The Captain announced to the boys of the Ambulance Corps who were on board ship that evening in 1917 that there would be little point in having boat drills during that voyage across the Channel. "This ship is cradling eight-five thousand gallons of gasoline in her hold," he explained, "and the Boche channel subs may not want to play cricket with us." That was in Halifax, just before she left dock. One hour and a half before she was to reach Liverpool the man on the bridge spotted a red flare thrown from a fishing sloop. All hands rushed on deck to see what was up. It happened inside of three minutes: a submarine, taking its cue from the flare, dropped its torpedo in a direct line for the British transport.

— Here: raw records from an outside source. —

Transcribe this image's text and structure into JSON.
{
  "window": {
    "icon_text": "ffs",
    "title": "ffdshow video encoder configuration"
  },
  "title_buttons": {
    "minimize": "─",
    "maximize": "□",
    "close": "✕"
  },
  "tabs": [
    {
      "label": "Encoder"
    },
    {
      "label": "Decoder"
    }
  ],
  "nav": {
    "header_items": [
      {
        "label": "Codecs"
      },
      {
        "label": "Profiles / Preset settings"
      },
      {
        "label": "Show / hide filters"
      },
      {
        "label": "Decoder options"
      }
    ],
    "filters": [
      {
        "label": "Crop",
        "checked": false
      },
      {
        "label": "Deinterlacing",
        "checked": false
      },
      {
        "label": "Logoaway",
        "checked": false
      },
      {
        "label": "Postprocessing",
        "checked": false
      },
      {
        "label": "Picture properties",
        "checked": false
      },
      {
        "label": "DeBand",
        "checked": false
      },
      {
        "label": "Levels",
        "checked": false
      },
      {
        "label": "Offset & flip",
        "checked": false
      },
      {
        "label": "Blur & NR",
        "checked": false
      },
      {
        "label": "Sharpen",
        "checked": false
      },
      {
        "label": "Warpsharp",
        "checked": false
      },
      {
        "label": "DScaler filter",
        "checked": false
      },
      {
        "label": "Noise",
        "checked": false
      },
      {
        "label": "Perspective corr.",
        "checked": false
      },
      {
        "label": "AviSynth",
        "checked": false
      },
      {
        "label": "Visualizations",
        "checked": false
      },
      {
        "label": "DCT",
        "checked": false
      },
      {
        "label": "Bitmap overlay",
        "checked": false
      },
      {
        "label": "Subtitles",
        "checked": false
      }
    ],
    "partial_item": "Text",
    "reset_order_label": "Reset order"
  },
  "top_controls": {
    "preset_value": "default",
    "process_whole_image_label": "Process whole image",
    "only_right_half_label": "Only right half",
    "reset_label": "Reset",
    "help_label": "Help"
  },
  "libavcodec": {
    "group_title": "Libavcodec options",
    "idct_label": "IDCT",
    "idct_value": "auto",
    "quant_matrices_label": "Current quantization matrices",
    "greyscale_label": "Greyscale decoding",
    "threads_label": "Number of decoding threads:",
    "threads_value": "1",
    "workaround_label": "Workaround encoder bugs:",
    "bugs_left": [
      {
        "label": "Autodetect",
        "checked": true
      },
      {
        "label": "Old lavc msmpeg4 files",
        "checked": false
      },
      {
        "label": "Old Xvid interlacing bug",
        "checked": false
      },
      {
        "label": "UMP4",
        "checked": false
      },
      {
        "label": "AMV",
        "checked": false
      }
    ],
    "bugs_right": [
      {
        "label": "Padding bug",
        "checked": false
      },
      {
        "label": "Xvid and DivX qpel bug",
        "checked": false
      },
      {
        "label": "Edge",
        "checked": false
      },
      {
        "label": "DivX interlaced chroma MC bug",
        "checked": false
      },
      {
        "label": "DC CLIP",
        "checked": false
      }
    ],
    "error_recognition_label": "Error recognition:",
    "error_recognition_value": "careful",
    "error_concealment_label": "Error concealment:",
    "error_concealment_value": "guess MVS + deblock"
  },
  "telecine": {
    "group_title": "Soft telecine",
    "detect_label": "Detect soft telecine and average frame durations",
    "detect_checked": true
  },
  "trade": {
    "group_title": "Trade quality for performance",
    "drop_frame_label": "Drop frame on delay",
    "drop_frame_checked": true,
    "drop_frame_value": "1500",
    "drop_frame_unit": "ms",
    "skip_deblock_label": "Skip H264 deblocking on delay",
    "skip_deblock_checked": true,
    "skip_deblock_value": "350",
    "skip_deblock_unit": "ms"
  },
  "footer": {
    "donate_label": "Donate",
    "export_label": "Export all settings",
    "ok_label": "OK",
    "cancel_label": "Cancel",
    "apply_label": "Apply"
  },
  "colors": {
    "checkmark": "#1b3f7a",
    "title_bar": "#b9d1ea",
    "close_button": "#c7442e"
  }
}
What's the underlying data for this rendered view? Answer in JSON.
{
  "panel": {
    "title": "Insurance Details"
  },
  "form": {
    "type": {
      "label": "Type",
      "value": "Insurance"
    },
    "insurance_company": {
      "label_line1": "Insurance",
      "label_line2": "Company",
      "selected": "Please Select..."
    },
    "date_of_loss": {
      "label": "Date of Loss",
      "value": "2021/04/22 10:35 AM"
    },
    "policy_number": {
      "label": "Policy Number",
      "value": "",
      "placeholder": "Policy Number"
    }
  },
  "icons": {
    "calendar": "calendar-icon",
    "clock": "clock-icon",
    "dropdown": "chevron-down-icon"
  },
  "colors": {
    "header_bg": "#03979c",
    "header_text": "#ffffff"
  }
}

"We stood on the deck and watched the whole show," mused Leigh Hoadley, one of the men in that ambulance corps. "There wasn't much we could do about it. The torpedo nicked our bow . . . but do you know, we were very fortunate. It didn't go off."
If that torpedo had not turned out to be a dud, Leigh Hoadley would not today be a professor of Biology, expert in the development of frog, fish and chicken eggs, and Master of Leverett House.
Son of a Northampton doctor, Hoadley "came toward" biology as early as 1908, while he was still in grammar school. His father died at that time and the boy became very good friends with his back door neighbor, H. H. Wilder, who was Professor of Zoology at Smith College. During these years, while other boys were playing marbles, young Leigh would prepare skeletons for the professor, who was doing some special work on the physiognomy of the American Indian. Later, in high school, he worked on brain sections. Then on his elderly friend's advice, Hoadley went to the University of Michigan, where he became a laboratory assistant in his Sophomore year. When America entered the war, the young student spent his next two years partly in the ambulance corps and partly as assistant to the Pathologist in an Evacuation Hospital laboratory. After the Armistice he returned to Michigan, graduated in 1921, then did more intense laboratory work at the University of Chicago in the winter and at Woods Hole in the summer, for his Ph.D.
It was biology as a curious youngster, and it remained biology through high school, college, graduate work, as National Research Fellow, International Education Board Fellow at Brussels, Freiburg, and the Kaiser Wilhelm Institute in Berlin--Dahlem, as assistant professor at Brown University in 1926-27, as assistant professor at Harvard in 1927, and as Master of Leverett House in 1941.
"Eggs," explains the quiet-toned, even-tempered, lab-loving Housemaster, "start out as relatively simple and, to the eye, homogeneous masses. But actually they exhibit vast chemical diversity and as they divide again and again produce systems which become increasingly complex." And when he speaks of eggs Hoadley is referring to the lower vertebrates and the invertebrates--not mammals. "Why," for instance, he challenges, "when many different kinds of eggs and sperms are all present in the same sea, do the sperms of one species of starfish happen to find and fertilize the eggs of that species?"
And sooner or later, though he claims there is no connection between the two interests, Hoadley gets to talking about fishing--honest-to-goodness fly fishing, "as a sporting proposition and not a laboratory experiment." But even here, he is always the scientific naturalist. He would never be found telling "whoppers" over the bridge table, polishing his fishing pole in the living room, or mounting his prize catch for that revered space above the mantelpiece. He loves being alone in the woods, getting up at the crack of dawn, taking long walks over the mountain paths--all the atmosphere and environment of fishing, fully as much as he does the game end of it. "Sharks are very good fun," he admits, "but I'd rather catch a five inch trout with a two ounce pole, than anything in deep water."
Detached and observant, he would prefer to spend all out-of-lab days at his farm in Chocorua, New Hampshire, with his wife, six year old son, five year old daughter, and fishing pole, than at any amusement which the city can offer. There he can putter around in his garden, fix the stone wall, or experiment in transplanting some esoteric kind of flower. As an old friend remarked, "He certainly can make an old azalia bloom."
Professor Hoadley is a scientist first, last and always--even to insisting on keeping in step with whomever he is walking down the street. As for excitement, he says he is "nothing on night life," though he admits that "the complex species of mammal found in such an environment is definitely an interesting problem. But then, that's not my field."